** Extracted records **
Start of Block

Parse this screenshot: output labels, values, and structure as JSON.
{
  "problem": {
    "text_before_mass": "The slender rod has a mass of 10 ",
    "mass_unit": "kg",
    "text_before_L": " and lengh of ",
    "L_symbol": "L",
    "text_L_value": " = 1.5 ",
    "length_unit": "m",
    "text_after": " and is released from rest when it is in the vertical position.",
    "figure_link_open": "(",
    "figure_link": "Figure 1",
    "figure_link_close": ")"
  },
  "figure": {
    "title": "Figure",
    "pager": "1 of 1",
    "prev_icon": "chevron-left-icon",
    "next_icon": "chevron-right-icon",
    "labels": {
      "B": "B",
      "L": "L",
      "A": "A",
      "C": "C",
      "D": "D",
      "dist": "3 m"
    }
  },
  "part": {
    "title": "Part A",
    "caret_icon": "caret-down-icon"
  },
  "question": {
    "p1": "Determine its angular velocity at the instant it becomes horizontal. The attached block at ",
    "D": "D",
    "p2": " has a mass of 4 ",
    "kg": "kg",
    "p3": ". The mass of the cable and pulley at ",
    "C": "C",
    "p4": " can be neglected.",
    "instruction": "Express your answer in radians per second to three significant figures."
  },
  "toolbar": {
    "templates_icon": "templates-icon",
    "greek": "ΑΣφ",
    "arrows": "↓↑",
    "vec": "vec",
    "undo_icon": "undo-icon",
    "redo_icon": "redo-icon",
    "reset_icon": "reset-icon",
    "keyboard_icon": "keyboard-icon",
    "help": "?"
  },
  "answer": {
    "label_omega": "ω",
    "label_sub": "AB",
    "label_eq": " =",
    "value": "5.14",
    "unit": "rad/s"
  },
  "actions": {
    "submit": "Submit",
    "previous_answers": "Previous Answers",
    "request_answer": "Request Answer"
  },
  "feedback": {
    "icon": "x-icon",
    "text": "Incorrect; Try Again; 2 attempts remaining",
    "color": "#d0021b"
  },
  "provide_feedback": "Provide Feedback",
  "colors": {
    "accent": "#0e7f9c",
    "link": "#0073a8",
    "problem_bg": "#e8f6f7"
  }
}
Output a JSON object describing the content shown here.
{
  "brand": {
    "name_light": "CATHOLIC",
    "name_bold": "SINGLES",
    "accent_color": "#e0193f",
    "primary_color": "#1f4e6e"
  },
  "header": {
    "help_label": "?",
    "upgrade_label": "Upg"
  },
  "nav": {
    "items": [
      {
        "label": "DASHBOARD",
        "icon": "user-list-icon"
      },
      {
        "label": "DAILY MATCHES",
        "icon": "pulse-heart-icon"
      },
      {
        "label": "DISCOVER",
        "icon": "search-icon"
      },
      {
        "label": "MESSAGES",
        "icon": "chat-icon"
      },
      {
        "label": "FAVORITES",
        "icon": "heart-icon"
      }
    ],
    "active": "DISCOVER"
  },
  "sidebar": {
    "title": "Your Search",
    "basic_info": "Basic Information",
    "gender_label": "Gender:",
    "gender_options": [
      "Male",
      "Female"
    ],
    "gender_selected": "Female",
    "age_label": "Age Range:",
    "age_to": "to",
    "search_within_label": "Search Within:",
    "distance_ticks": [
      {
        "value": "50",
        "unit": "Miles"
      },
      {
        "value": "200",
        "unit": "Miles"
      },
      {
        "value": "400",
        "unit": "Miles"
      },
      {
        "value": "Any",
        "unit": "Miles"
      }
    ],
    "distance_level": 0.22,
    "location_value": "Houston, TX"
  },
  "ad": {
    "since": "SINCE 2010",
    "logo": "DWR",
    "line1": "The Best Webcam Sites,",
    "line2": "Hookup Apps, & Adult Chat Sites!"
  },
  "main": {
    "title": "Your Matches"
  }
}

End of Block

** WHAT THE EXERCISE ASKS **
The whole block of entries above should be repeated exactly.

** ANSWER AREA **
Parse this screenshot: output labels, values, and structure as JSON.
{
  "problem": {
    "text_before_mass": "The slender rod has a mass of 10 ",
    "mass_unit": "kg",
    "text_before_L": " and lengh of ",
    "L_symbol": "L",
    "text_L_value": " = 1.5 ",
    "length_unit": "m",
    "text_after": " and is released from rest when it is in the vertical position.",
    "figure_link_open": "(",
    "figure_link": "Figure 1",
    "figure_link_close": ")"
  },
  "figure": {
    "title": "Figure",
    "pager": "1 of 1",
    "prev_icon": "chevron-left-icon",
    "next_icon": "chevron-right-icon",
    "labels": {
      "B": "B",
      "L": "L",
      "A": "A",
      "C": "C",
      "D": "D",
      "dist": "3 m"
    }
  },
  "part": {
    "title": "Part A",
    "caret_icon": "caret-down-icon"
  },
  "question": {
    "p1": "Determine its angular velocity at the instant it becomes horizontal. The attached block at ",
    "D": "D",
    "p2": " has a mass of 4 ",
    "kg": "kg",
    "p3": ". The mass of the cable and pulley at ",
    "C": "C",
    "p4": " can be neglected.",
    "instruction": "Express your answer in radians per second to three significant figures."
  },
  "toolbar": {
    "templates_icon": "templates-icon",
    "greek": "ΑΣφ",
    "arrows": "↓↑",
    "vec": "vec",
    "undo_icon": "undo-icon",
    "redo_icon": "redo-icon",
    "reset_icon": "reset-icon",
    "keyboard_icon": "keyboard-icon",
    "help": "?"
  },
  "answer": {
    "label_omega": "ω",
    "label_sub": "AB",
    "label_eq": " =",
    "value": "5.14",
    "unit": "rad/s"
  },
  "actions": {
    "submit": "Submit",
    "previous_answers": "Previous Answers",
    "request_answer": "Request Answer"
  },
  "feedback": {
    "icon": "x-icon",
    "text": "Incorrect; Try Again; 2 attempts remaining",
    "color": "#d0021b"
  },
  "provide_feedback": "Provide Feedback",
  "colors": {
    "accent": "#0e7f9c",
    "link": "#0073a8",
    "problem_bg": "#e8f6f7"
  }
}
Output a JSON object describing the content shown here.
{
  "brand": {
    "name_light": "CATHOLIC",
    "name_bold": "SINGLES",
    "accent_color": "#e0193f",
    "primary_color": "#1f4e6e"
  },
  "header": {
    "help_label": "?",
    "upgrade_label": "Upg"
  },
  "nav": {
    "items": [
      {
        "label": "DASHBOARD",
        "icon": "user-list-icon"
      },
      {
        "label": "DAILY MATCHES",
        "icon": "pulse-heart-icon"
      },
      {
        "label": "DISCOVER",
        "icon": "search-icon"
      },
      {
        "label": "MESSAGES",
        "icon": "chat-icon"
      },
      {
        "label": "FAVORITES",
        "icon": "heart-icon"
      }
    ],
    "active": "DISCOVER"
  },
  "sidebar": {
    "title": "Your Search",
    "basic_info": "Basic Information",
    "gender_label": "Gender:",
    "gender_options": [
      "Male",
      "Female"
    ],
    "gender_selected": "Female",
    "age_label": "Age Range:",
    "age_to": "to",
    "search_within_label": "Search Within:",
    "distance_ticks": [
      {
        "value": "50",
        "unit": "Miles"
      },
      {
        "value": "200",
        "unit": "Miles"
      },
      {
        "value": "400",
        "unit": "Miles"
      },
      {
        "value": "Any",
        "unit": "Miles"
      }
    ],
    "distance_level": 0.22,
    "location_value": "Houston, TX"
  },
  "ad": {
    "since": "SINCE 2010",
    "logo": "DWR",
    "line1": "The Best Webcam Sites,",
    "line2": "Hookup Apps, & Adult Chat Sites!"
  },
  "main": {
    "title": "Your Matches"
  }
}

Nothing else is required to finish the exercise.